Dataset entries:
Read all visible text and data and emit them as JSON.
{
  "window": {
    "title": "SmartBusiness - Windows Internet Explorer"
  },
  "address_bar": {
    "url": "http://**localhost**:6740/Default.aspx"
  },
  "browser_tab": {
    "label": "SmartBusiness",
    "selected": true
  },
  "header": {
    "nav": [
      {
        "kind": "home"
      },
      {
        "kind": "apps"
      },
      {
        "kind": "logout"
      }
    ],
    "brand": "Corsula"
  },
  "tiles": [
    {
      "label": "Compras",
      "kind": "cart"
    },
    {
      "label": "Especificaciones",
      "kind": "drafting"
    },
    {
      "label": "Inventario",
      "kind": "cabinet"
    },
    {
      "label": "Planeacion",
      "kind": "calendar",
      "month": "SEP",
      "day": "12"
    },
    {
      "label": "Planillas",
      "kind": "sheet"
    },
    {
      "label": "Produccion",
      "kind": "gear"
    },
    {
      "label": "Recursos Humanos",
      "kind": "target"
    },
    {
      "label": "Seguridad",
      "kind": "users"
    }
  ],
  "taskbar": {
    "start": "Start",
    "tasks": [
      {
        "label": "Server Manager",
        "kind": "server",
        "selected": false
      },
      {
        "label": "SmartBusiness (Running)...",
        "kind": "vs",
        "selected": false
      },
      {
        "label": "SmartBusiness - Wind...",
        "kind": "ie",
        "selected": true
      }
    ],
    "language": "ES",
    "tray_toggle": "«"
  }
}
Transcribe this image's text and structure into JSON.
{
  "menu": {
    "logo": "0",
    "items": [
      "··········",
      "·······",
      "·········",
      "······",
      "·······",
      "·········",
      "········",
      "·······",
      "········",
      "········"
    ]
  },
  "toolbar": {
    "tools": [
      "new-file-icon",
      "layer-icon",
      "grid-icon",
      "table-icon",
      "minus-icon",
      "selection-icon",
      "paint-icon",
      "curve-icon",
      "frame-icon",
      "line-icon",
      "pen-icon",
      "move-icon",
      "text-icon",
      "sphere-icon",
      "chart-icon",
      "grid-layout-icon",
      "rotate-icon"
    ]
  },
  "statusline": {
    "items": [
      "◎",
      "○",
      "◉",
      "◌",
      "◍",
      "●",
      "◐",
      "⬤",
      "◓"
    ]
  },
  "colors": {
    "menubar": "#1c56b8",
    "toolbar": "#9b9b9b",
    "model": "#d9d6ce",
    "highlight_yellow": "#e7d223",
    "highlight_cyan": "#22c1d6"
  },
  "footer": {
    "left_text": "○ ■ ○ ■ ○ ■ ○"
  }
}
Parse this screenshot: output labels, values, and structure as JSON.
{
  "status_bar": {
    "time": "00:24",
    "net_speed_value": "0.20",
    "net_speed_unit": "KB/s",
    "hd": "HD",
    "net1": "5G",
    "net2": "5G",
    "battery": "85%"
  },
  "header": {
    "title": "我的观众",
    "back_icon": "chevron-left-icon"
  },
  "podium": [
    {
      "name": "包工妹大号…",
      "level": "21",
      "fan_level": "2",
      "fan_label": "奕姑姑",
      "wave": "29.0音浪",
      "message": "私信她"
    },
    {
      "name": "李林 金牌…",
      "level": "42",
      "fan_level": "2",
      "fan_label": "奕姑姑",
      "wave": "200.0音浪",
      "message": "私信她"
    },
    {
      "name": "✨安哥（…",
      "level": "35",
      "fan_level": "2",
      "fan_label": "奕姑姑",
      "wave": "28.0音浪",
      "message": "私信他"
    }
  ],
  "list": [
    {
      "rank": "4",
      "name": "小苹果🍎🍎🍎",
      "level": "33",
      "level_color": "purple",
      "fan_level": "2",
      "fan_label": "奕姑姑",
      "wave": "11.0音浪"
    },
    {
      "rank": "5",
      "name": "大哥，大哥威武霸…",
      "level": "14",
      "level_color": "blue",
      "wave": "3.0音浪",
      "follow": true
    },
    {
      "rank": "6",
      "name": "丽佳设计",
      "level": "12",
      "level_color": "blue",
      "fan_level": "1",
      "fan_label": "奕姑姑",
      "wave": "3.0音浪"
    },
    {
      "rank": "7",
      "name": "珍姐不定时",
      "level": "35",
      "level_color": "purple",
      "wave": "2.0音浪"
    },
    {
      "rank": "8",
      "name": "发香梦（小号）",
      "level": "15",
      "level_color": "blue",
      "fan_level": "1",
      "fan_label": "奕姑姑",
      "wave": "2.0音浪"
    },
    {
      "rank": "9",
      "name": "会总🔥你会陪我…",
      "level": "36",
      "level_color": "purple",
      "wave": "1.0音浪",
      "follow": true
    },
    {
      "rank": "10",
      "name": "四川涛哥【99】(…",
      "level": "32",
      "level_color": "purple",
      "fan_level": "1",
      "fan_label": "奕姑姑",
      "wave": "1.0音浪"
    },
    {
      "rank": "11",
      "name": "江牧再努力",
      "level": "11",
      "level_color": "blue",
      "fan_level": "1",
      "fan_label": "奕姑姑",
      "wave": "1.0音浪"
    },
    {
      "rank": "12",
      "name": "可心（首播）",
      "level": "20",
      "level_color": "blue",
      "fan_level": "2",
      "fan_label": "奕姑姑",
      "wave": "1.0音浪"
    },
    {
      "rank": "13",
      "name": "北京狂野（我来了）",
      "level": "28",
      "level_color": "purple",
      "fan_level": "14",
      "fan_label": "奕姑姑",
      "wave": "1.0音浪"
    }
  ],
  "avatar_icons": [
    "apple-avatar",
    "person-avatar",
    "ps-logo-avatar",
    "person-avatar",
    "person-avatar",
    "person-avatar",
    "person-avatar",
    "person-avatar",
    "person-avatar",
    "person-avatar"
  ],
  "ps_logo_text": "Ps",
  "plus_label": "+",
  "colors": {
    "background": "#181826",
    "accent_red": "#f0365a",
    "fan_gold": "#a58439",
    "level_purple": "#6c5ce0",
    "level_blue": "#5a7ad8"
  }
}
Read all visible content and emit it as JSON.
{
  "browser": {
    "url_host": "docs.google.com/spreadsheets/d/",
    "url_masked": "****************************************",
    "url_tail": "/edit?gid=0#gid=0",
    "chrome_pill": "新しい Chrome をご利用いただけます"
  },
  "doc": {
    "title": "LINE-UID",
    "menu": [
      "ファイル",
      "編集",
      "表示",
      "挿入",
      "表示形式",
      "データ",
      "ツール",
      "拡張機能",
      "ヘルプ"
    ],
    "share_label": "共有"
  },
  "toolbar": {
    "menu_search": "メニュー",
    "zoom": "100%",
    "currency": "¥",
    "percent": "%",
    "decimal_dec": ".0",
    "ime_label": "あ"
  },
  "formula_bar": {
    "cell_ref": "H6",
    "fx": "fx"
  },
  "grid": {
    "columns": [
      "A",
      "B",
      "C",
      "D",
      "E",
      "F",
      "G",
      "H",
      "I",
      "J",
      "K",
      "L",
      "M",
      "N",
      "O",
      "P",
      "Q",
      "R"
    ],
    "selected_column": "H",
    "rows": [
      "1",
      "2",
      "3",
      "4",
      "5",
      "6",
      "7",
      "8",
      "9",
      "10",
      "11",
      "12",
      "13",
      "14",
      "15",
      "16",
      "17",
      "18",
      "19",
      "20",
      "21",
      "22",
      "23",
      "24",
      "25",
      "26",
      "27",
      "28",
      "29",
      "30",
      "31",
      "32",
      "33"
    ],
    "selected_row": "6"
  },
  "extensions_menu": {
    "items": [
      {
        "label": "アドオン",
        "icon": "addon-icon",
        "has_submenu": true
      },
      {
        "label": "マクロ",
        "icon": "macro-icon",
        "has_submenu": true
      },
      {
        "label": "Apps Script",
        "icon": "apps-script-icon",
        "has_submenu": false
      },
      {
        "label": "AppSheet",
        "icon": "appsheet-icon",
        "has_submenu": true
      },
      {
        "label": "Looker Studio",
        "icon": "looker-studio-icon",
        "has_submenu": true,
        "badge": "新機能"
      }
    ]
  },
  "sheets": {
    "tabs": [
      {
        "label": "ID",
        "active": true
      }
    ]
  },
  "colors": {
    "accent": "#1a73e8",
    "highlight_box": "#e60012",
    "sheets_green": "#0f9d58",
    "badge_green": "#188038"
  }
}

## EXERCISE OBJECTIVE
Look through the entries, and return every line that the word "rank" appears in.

## SOLUTION
      "rank": "4",
      "rank": "5",
      "rank": "6",
      "rank": "7",
      "rank": "8",
      "rank": "9",
      "rank": "10",
      "rank": "11",
      "rank": "12",
      "rank": "13",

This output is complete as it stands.